Task to carry out:
Nothing but the lines holding the string "this" should appear in the answer. Copy them from the entries.

·····

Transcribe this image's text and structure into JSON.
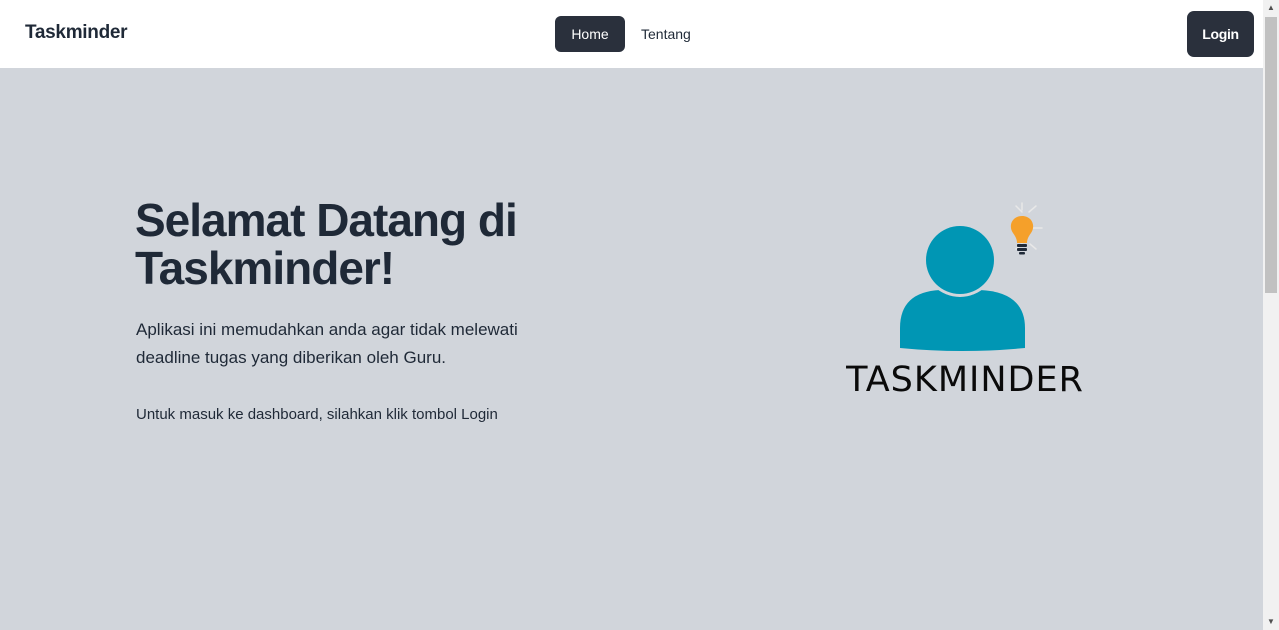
{
  "navbar": {
    "brand": "Taskminder",
    "links": [
      {
        "label": "Home",
        "active": true
      },
      {
        "label": "Tentang",
        "active": false
      }
    ],
    "login_label": "Login"
  },
  "hero": {
    "title": "Selamat Datang di Taskminder!",
    "description": "Aplikasi ini memudahkan anda agar tidak melewati deadline tugas yang diberikan oleh Guru.",
    "note": "Untuk masuk ke dashboard, silahkan klik tombol Login"
  },
  "logo": {
    "text": "TASKMINDER",
    "icon": "person-with-lightbulb-icon",
    "colors": {
      "person": "#0096b4",
      "bulb": "#f5a02a",
      "text": "#0a0a0a"
    }
  },
  "colors": {
    "background": "#d1d5db",
    "navbar": "#ffffff",
    "button_dark": "#2a303c",
    "text": "#1f2937"
  },
  "scrollbar": {
    "up_icon": "▲",
    "down_icon": "▼"
  }
}
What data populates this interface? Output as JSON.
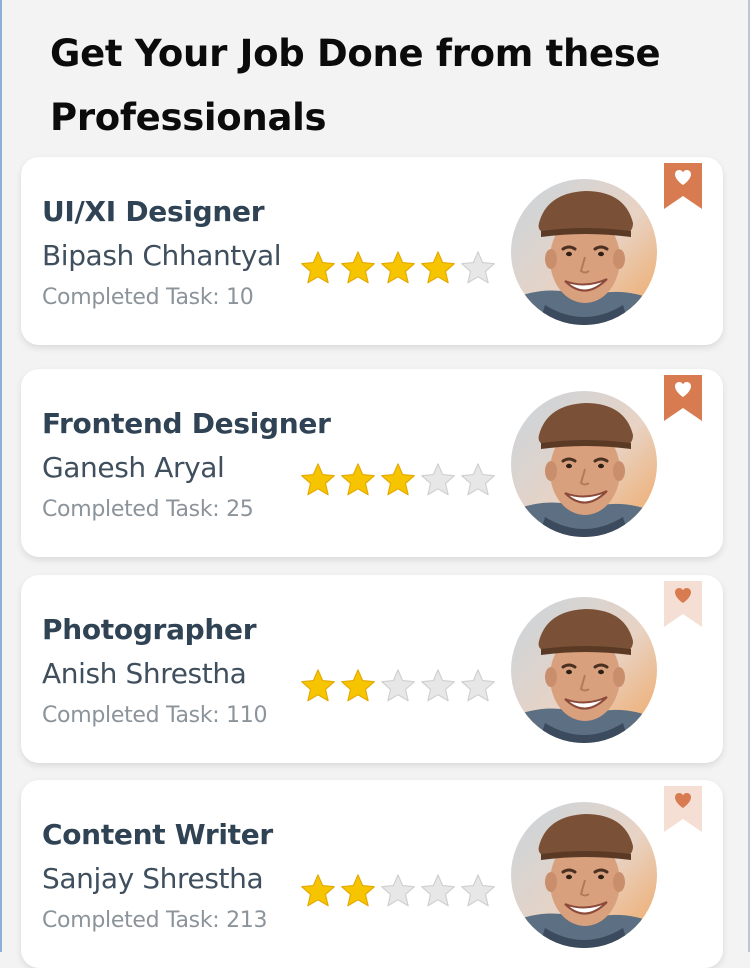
{
  "page": {
    "title": "Get Your Job Done from these Professionals"
  },
  "colors": {
    "background": "#f3f3f3",
    "card": "#ffffff",
    "role_text": "#2f4355",
    "name_text": "#3f4f5d",
    "task_text": "#8c949b",
    "star_filled": "#f7c400",
    "star_empty": "#e7e7e7",
    "bookmark_active": "#d97b50",
    "bookmark_inactive": "#f5dfd4",
    "heart_active": "#ffffff",
    "heart_inactive": "#d97b50"
  },
  "professionals": [
    {
      "role": "UI/XI Designer",
      "name": "Bipash Chhantyal",
      "tasks": "Completed Task: 10",
      "rating": 4,
      "rating_max": 5,
      "bookmarked": true,
      "bookmark_icon": "heart-bookmark-icon"
    },
    {
      "role": "Frontend Designer",
      "name": "Ganesh Aryal",
      "tasks": "Completed Task: 25",
      "rating": 3,
      "rating_max": 5,
      "bookmarked": true,
      "bookmark_icon": "heart-bookmark-icon"
    },
    {
      "role": "Photographer",
      "name": "Anish Shrestha",
      "tasks": "Completed Task: 110",
      "rating": 2,
      "rating_max": 5,
      "bookmarked": false,
      "bookmark_icon": "heart-bookmark-icon"
    },
    {
      "role": "Content Writer",
      "name": "Sanjay Shrestha",
      "tasks": "Completed Task: 213",
      "rating": 2,
      "rating_max": 5,
      "bookmarked": false,
      "bookmark_icon": "heart-bookmark-icon"
    }
  ]
}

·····

Exercise answer:
Transcribe this image's text and structure into JSON.
What data populates this interface? Output as JSON.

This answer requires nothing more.